Democrats tend to be more interested in legislating than in managing. They come to office filled with irrational exuberance, pass giant fur balls of legislation — stuff that often sounds fabulous, in principle — and expect a stultified bureaucracy, bereft of the incentives and punishments of the private sector, to manage it all with the efficiency of a bounty hunter. This has always been the strongest conservative argument against government activism. Traditionally, Republicans were more concerned with good management than Democrats — until the Reagan era, when the "government is the problem" mantra took hold. If you don't believe in government, you don't bother much with governing efficiently. You hire political cronies for jobs that professionals should be doing. Eventually, you wind up with the former head of the Arabian Horse Association — the infamous Michael Brown — trying to organize federal aid after Hurricane Katrina.

But even if Republicans were intent on managing the necessary bureaucratic evils, and even if Democrats understood that making the government run brilliantly was the key to building support for their programs, there would be problems inherent in the nature of the beast. In a recent book about government efficiency, Harvard professors William Eggers and John O'Leary argue that most bills are designed for passage, not implementation. They are stuffed with special provisions inserted by lobbyists and predatory politicians. They are empretzeled with circuitous funding mechanisms. It is no accident that most major, and even minor, pieces of legislation these days are blast-wall thick, running to thousands of pages. The government's natural hypercaution about scandal lays on another brutal layer of sclerosis: according to Peter Orszag, director of the Office of Management and Budget, it takes 150 days to hire a new employee in the Cabinet departments

And then there is the nature of the bureaucracy itself. Three types of people tend to seek government work: idealists, those looking for sinecures and those who want to build lucrative private-sector careers based on their knowledge of government regulations. All three types present problems. There is a pretty good, but not overpowering, reason government workers are hard to fire: they need to be protected from political pressure. But that protection inevitably produces regulators who, as in a recent notorious case at the Securities and Exchange Commission, spend more time watching porn than riding herd on Wall Street. Too many of their colleagues who are not watching porn are building expertise that will enable them to beat the regulatory system when they exit the revolving door into private finance. Even the idealists, who are prominent in places like the Environmental Protection Agency (EPA), can cause trouble if they are naive and inflexible in their enforcement of rules and regulations.

Bureausclerosis can be mitigated. Orszag learned his trade in the Congressional Budget Office, an agency known for a culture of excellence created by its first director, Alice Rivlin, and reinforced by rewards and punishments that resemble those found in the private sector. And the Obama Administration has worked hard to manage its programs well: the stunning absence of corruption in the disbursement of stimulus funds is attributable, in large part, to Vice President Joe Biden's vigilance. Orszag says updating the government's antediluvian computer systems could increase efficiency dramatically.

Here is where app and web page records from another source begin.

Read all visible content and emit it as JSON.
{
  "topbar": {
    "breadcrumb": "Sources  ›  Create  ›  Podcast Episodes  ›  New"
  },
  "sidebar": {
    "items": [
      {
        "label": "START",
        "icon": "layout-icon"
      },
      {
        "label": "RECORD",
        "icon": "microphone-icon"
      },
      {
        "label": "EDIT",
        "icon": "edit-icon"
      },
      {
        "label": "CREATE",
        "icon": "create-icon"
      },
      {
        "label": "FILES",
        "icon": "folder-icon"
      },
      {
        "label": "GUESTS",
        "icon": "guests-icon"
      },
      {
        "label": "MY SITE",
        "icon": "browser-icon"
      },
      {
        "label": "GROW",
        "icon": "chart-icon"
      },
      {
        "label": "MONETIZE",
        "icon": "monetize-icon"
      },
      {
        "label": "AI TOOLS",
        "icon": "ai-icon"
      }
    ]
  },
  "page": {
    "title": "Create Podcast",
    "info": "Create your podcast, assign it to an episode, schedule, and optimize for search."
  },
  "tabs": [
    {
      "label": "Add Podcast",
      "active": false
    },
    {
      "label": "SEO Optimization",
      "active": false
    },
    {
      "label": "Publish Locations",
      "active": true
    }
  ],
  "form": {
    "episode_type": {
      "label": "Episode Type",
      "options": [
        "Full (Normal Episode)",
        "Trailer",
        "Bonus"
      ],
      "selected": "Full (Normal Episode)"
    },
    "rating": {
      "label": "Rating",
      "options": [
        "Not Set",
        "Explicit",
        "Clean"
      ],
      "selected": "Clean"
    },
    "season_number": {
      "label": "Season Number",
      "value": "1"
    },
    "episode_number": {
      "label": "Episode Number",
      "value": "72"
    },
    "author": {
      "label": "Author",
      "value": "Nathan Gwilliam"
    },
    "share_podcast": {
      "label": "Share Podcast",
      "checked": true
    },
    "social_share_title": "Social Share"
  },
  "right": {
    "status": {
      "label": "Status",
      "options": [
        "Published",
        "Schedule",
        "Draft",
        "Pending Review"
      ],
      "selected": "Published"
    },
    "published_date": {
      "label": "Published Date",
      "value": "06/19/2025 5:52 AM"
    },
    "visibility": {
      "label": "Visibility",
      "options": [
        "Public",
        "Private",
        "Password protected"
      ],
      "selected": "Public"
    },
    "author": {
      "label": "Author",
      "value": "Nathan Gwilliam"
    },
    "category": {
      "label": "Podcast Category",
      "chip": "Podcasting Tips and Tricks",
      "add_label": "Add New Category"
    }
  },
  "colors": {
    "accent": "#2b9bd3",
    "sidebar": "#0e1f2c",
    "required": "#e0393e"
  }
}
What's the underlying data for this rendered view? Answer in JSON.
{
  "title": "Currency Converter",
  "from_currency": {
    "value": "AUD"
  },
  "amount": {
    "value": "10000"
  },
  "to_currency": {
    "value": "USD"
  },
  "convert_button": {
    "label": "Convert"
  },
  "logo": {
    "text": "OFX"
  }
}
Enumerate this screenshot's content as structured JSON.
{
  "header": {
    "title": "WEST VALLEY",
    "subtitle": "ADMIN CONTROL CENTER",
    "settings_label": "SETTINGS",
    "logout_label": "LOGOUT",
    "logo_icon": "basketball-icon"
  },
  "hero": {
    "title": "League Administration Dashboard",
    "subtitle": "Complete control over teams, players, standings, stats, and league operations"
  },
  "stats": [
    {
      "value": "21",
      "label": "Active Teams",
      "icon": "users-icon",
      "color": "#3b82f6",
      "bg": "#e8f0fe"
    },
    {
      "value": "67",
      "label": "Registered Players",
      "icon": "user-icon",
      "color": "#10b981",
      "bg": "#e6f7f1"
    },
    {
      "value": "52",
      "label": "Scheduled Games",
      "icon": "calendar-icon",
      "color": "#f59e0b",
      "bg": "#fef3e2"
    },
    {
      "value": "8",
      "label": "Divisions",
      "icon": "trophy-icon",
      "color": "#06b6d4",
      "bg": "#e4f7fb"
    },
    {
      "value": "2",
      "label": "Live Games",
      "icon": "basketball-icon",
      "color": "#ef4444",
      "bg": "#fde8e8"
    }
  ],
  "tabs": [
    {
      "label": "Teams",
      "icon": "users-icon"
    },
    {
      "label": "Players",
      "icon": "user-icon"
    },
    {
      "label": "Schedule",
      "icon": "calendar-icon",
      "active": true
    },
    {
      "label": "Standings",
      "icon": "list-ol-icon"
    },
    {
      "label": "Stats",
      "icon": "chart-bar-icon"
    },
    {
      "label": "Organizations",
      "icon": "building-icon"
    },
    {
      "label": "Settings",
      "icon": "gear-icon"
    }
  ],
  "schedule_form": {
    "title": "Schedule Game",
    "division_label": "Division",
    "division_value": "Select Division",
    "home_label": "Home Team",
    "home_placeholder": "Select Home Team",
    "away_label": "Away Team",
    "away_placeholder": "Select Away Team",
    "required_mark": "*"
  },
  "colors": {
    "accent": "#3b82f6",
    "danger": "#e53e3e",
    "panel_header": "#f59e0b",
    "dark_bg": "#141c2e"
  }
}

But the sheer number of new programs to be managed, if the financial-reform package is added to the health care and stimulus initiatives, should give Democrats pause about trying to pass anything else this year — although Senator Graham, the lone Republican co-sponsor of the energy bill, makes a deft argument for passage: "If we don't pass it, strict EPA carbon regulations will kick in. Our legislative vision will create millions of green jobs, which is something regulators can't do." Absolutely right, but it will also create new taxes, which is something politicians can't do.